Iranian Parliament Speaker Ali Larijani said the Syrian crisis can only be soothed through national dialogue involving all groups in Syria, and warned that foreign meddling and terrorist groups operating in Syria would worsen and complicate the situation in the country.
Larijani made the remarks in a meeting with Syria’s National Reconciliation Minister Ali Heydar here in Tehran on Sunday, a report by the Iranian state-run TV said.
At the meeting, Larijani stressed that settlement of the Syrian crisis is only possible through a national dialogue involving all the various groups in Syria.
“Foreign intervention and sending of arms and money to various terrorist groups operating in Syria will only make the situation worse in that country,” he added.
In further remarks, Larijani referred to major world powers and the Zionist regime of Israel plotting against the Syrian government, and he assured his Syrian guest that the Islamic republic of Iran is staunchly standing by the people and government of Syria, offering them its full support.

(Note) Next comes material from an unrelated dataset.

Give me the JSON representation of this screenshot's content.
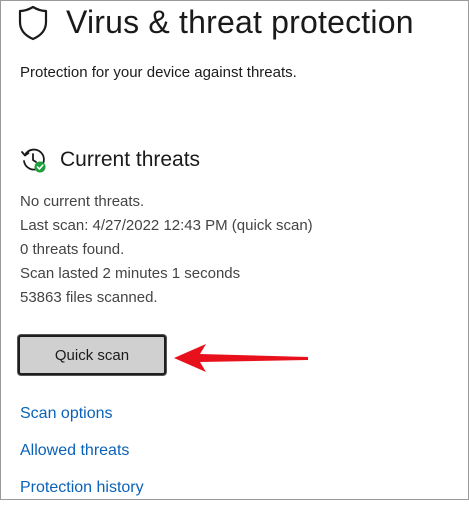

Larijani said actions of various regional countries against Syria is wrong, misguided and regrettable, and that insecurity in Syria will have serious repercussions for the peoples of this region.
Syria has been experiencing unrest since March 2011 with organized attacks by well-armed gangs against Syrian police forces and border guards being reported across the country.
In October, calm was eventually restored in the Arab state after President Assad started a reform initiative in the country, but Israel, the US and its Arab allies are seeking hard to bring the country into chaos through any possible means. Tel Aviv, Ankara, Washington and some Arab capitals have been staging various plots in the hope of stirring unrests in Syria once again.
The US and its western and regional allies have long sought to topple Bashar al-Assad and his ruling system. Media reports said that the Syrian rebels and terrorist groups have received significantly more and better weapons in recent weeks, a crime paid for by the Persian Gulf Arab states and coordinated by the United States.